• **PROBLEM DESCRIPTION**: Copy each line in the data that includes the word "this".

• **AVAILABLE DATA**:

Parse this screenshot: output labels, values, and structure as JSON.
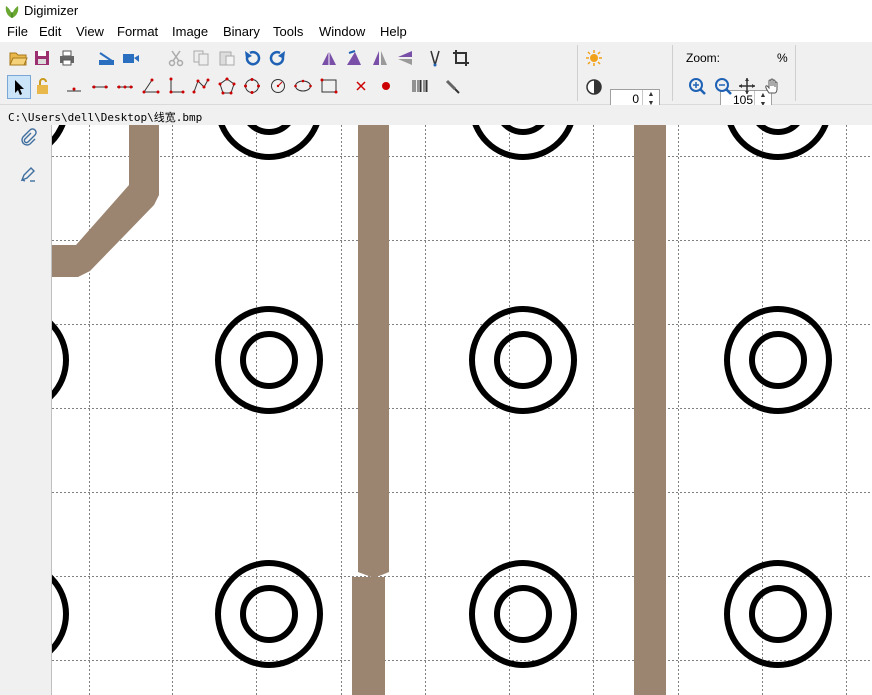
{
  "window": {
    "title": "Digimizer"
  },
  "menu": [
    "File",
    "Edit",
    "View",
    "Format",
    "Image",
    "Binary",
    "Tools",
    "Window",
    "Help"
  ],
  "toolbar": {
    "row1_icons": [
      "open-folder-icon",
      "save-icon",
      "print-icon",
      "scanner-icon",
      "camera-icon",
      "cut-icon",
      "copy-icon",
      "paste-icon",
      "undo-icon",
      "redo-icon",
      "rotate-left-icon",
      "rotate-right-icon",
      "flip-horizontal-icon",
      "flip-vertical-icon",
      "deskew-icon",
      "crop-icon"
    ],
    "row2_icons": [
      "select-arrow-icon",
      "lock-icon",
      "marker-icon",
      "line-icon",
      "segmented-line-icon",
      "angle-icon",
      "perpendicular-icon",
      "polyline-icon",
      "polygon-icon",
      "closed-curve-icon",
      "circle-icon",
      "ellipse-icon",
      "rectangle-icon",
      "delete-icon",
      "dot-icon",
      "barcode-icon",
      "brush-icon"
    ],
    "brightness": "0",
    "contrast": "0",
    "line_width": "5",
    "draw_color": "#ffff00",
    "zoom_label": "Zoom:",
    "zoom_value": "105",
    "zoom_unit": "%"
  },
  "path": "C:\\Users\\dell\\Desktop\\线宽.bmp",
  "sidebar": [
    "paperclip-icon",
    "pen-edit-icon"
  ],
  "colors": {
    "trace": "#9c8570",
    "ring": "#000000",
    "grid": "#808080"
  }
}
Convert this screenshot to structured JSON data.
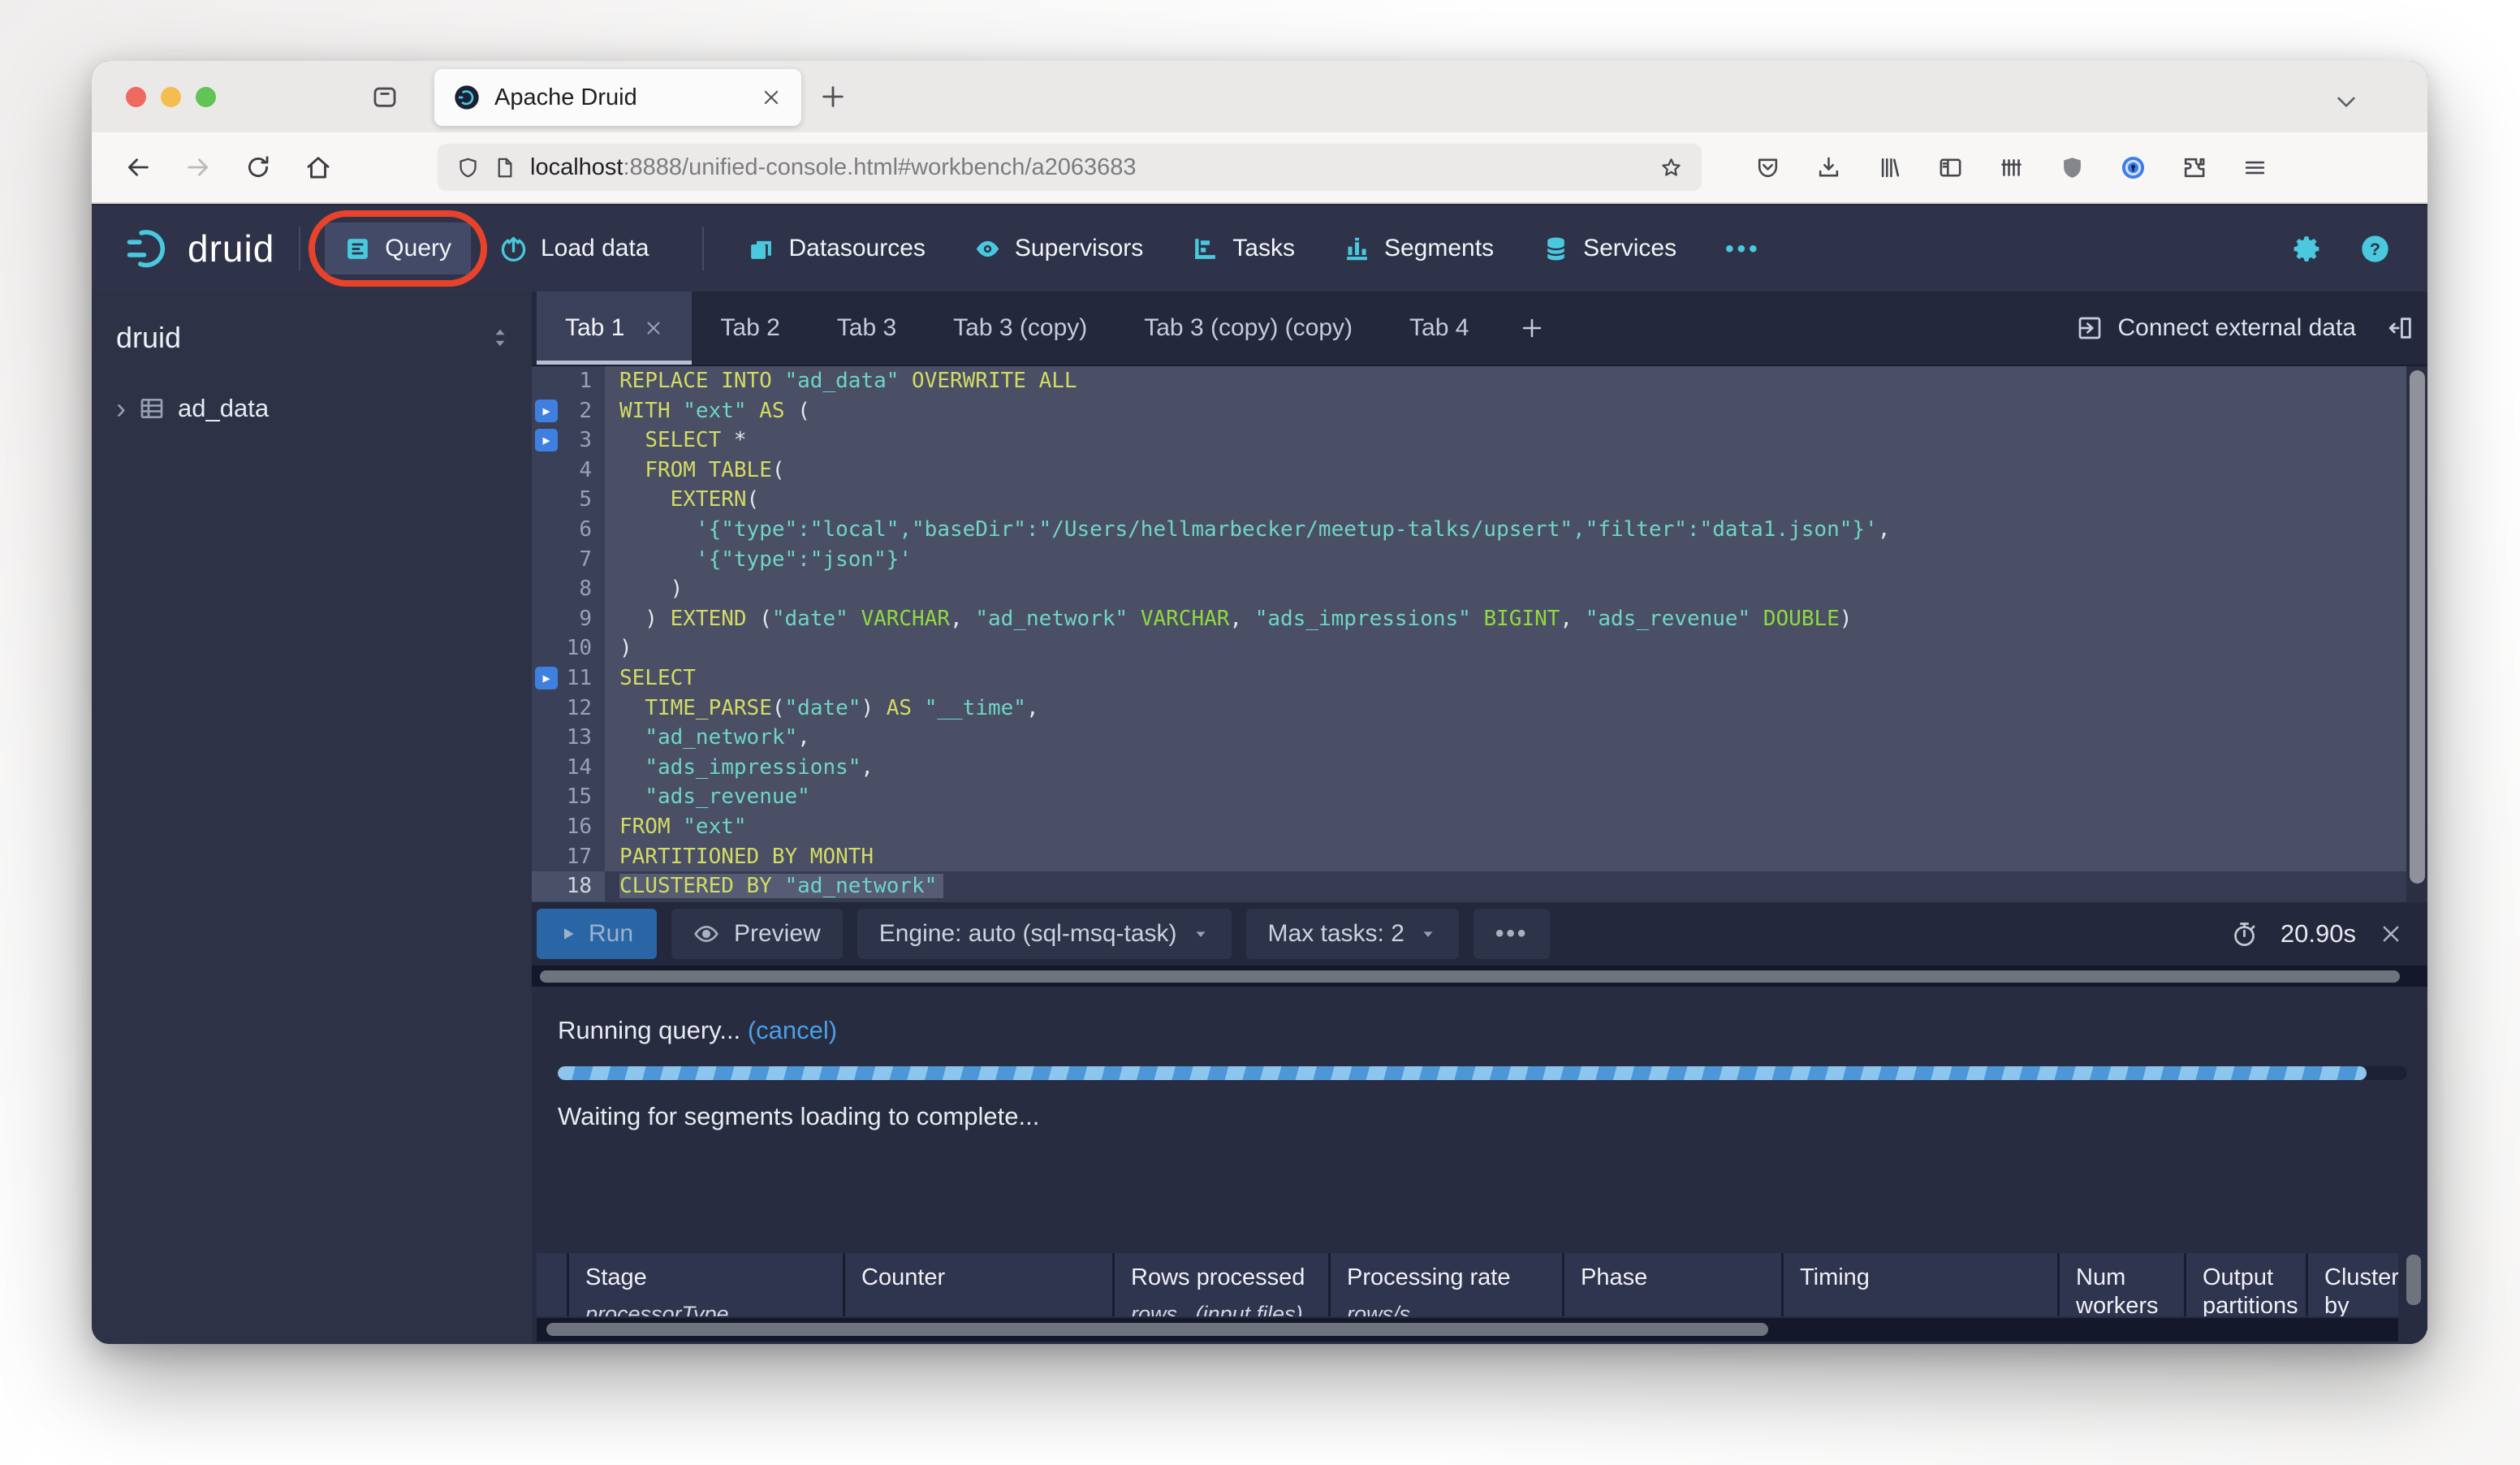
{
  "browser": {
    "window_controls": [
      "close",
      "minimize",
      "zoom"
    ],
    "tab": {
      "title": "Apache Druid"
    },
    "url": {
      "host": "localhost",
      "rest": ":8888/unified-console.html#workbench/a2063683"
    },
    "toolbar_icons": [
      "pocket",
      "download",
      "library",
      "sidebar-toggle",
      "containers",
      "ublock-origin",
      "onepassword",
      "extensions",
      "menu"
    ]
  },
  "navbar": {
    "logo_text": "druid",
    "items": [
      {
        "label": "Query",
        "icon": "query",
        "active": true,
        "annotated": true
      },
      {
        "label": "Load data",
        "icon": "load-data"
      },
      {
        "label": "Datasources",
        "icon": "datasources",
        "divider_before": true
      },
      {
        "label": "Supervisors",
        "icon": "supervisors"
      },
      {
        "label": "Tasks",
        "icon": "tasks"
      },
      {
        "label": "Segments",
        "icon": "segments"
      },
      {
        "label": "Services",
        "icon": "services"
      },
      {
        "label": "",
        "icon": "more"
      }
    ]
  },
  "sidebar": {
    "schema": "druid",
    "items": [
      {
        "label": "ad_data"
      }
    ]
  },
  "workbench": {
    "tabs": [
      {
        "label": "Tab 1",
        "active": true
      },
      {
        "label": "Tab 2"
      },
      {
        "label": "Tab 3"
      },
      {
        "label": "Tab 3 (copy)"
      },
      {
        "label": "Tab 3 (copy) (copy)"
      },
      {
        "label": "Tab 4"
      }
    ],
    "connect_external_label": "Connect external data"
  },
  "editor": {
    "lines": [
      {
        "n": 1,
        "tokens": [
          [
            "k",
            "REPLACE INTO "
          ],
          [
            "s",
            "\"ad_data\""
          ],
          [
            "k",
            " OVERWRITE ALL"
          ]
        ]
      },
      {
        "n": 2,
        "marker": true,
        "tokens": [
          [
            "k",
            "WITH "
          ],
          [
            "s",
            "\"ext\""
          ],
          [
            "k",
            " AS "
          ],
          [
            "p",
            "("
          ]
        ]
      },
      {
        "n": 3,
        "marker": true,
        "tokens": [
          [
            "p",
            "  "
          ],
          [
            "k",
            "SELECT"
          ],
          [
            "p",
            " *"
          ]
        ]
      },
      {
        "n": 4,
        "tokens": [
          [
            "p",
            "  "
          ],
          [
            "k",
            "FROM TABLE"
          ],
          [
            "p",
            "("
          ]
        ]
      },
      {
        "n": 5,
        "tokens": [
          [
            "p",
            "    "
          ],
          [
            "k",
            "EXTERN"
          ],
          [
            "p",
            "("
          ]
        ]
      },
      {
        "n": 6,
        "tokens": [
          [
            "p",
            "      "
          ],
          [
            "s",
            "'{\"type\":\"local\",\"baseDir\":\"/Users/hellmarbecker/meetup-talks/upsert\",\"filter\":\"data1.json\"}'"
          ],
          [
            "p",
            ","
          ]
        ]
      },
      {
        "n": 7,
        "tokens": [
          [
            "p",
            "      "
          ],
          [
            "s",
            "'{\"type\":\"json\"}'"
          ]
        ]
      },
      {
        "n": 8,
        "tokens": [
          [
            "p",
            "    )"
          ]
        ]
      },
      {
        "n": 9,
        "tokens": [
          [
            "p",
            "  ) "
          ],
          [
            "k",
            "EXTEND"
          ],
          [
            "p",
            " ("
          ],
          [
            "s",
            "\"date\""
          ],
          [
            "p",
            " "
          ],
          [
            "t",
            "VARCHAR"
          ],
          [
            "p",
            ", "
          ],
          [
            "s",
            "\"ad_network\""
          ],
          [
            "p",
            " "
          ],
          [
            "t",
            "VARCHAR"
          ],
          [
            "p",
            ", "
          ],
          [
            "s",
            "\"ads_impressions\""
          ],
          [
            "p",
            " "
          ],
          [
            "t",
            "BIGINT"
          ],
          [
            "p",
            ", "
          ],
          [
            "s",
            "\"ads_revenue\""
          ],
          [
            "p",
            " "
          ],
          [
            "t",
            "DOUBLE"
          ],
          [
            "p",
            ")"
          ]
        ]
      },
      {
        "n": 10,
        "tokens": [
          [
            "p",
            ")"
          ]
        ]
      },
      {
        "n": 11,
        "marker": true,
        "tokens": [
          [
            "k",
            "SELECT"
          ]
        ]
      },
      {
        "n": 12,
        "tokens": [
          [
            "p",
            "  "
          ],
          [
            "k",
            "TIME_PARSE"
          ],
          [
            "p",
            "("
          ],
          [
            "s",
            "\"date\""
          ],
          [
            "p",
            ") "
          ],
          [
            "k",
            "AS"
          ],
          [
            "p",
            " "
          ],
          [
            "s",
            "\"__time\""
          ],
          [
            "p",
            ","
          ]
        ]
      },
      {
        "n": 13,
        "tokens": [
          [
            "p",
            "  "
          ],
          [
            "s",
            "\"ad_network\""
          ],
          [
            "p",
            ","
          ]
        ]
      },
      {
        "n": 14,
        "tokens": [
          [
            "p",
            "  "
          ],
          [
            "s",
            "\"ads_impressions\""
          ],
          [
            "p",
            ","
          ]
        ]
      },
      {
        "n": 15,
        "tokens": [
          [
            "p",
            "  "
          ],
          [
            "s",
            "\"ads_revenue\""
          ]
        ]
      },
      {
        "n": 16,
        "tokens": [
          [
            "k",
            "FROM "
          ],
          [
            "s",
            "\"ext\""
          ]
        ]
      },
      {
        "n": 17,
        "tokens": [
          [
            "k",
            "PARTITIONED BY MONTH"
          ]
        ]
      },
      {
        "n": 18,
        "active": true,
        "tokens": [
          [
            "k",
            "CLUSTERED BY "
          ],
          [
            "s",
            "\"ad_network\""
          ]
        ]
      }
    ]
  },
  "runbar": {
    "run_label": "Run",
    "preview_label": "Preview",
    "engine_label": "Engine: auto (sql-msq-task)",
    "max_tasks_label": "Max tasks: 2",
    "more_label": "•••",
    "elapsed": "20.90s"
  },
  "status": {
    "running_text": "Running query...",
    "cancel_label": "(cancel)",
    "waiting_text": "Waiting for segments loading to complete...",
    "progress_percent": 97.8
  },
  "results_table": {
    "columns": [
      {
        "label": "",
        "sub": ""
      },
      {
        "label": "Stage",
        "sub": "processorType"
      },
      {
        "label": "Counter",
        "sub": ""
      },
      {
        "label": "Rows processed",
        "sub": "rows   (input files)"
      },
      {
        "label": "Processing rate",
        "sub": "rows/s"
      },
      {
        "label": "Phase",
        "sub": ""
      },
      {
        "label": "Timing",
        "sub": ""
      },
      {
        "label": "Num workers",
        "sub": ""
      },
      {
        "label": "Output partitions",
        "sub": ""
      },
      {
        "label": "Cluster by",
        "sub": ""
      }
    ]
  },
  "colors": {
    "accent_cyan": "#49c8de",
    "navbar_bg": "#2e3349",
    "run_button_blue": "#2a66a6",
    "annotation_red": "#e8432a",
    "progress_light_blue": "#8cc5ee",
    "progress_dark_blue": "#4e97d6",
    "syntax_keyword": "#d3db63",
    "syntax_string": "#6fd5c6",
    "syntax_type": "#90d93f"
  }
}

• **RESPONSE BOX**:
Parse this screenshot: output labels, values, and structure as JSON.
Convert this screenshot to structured JSON data.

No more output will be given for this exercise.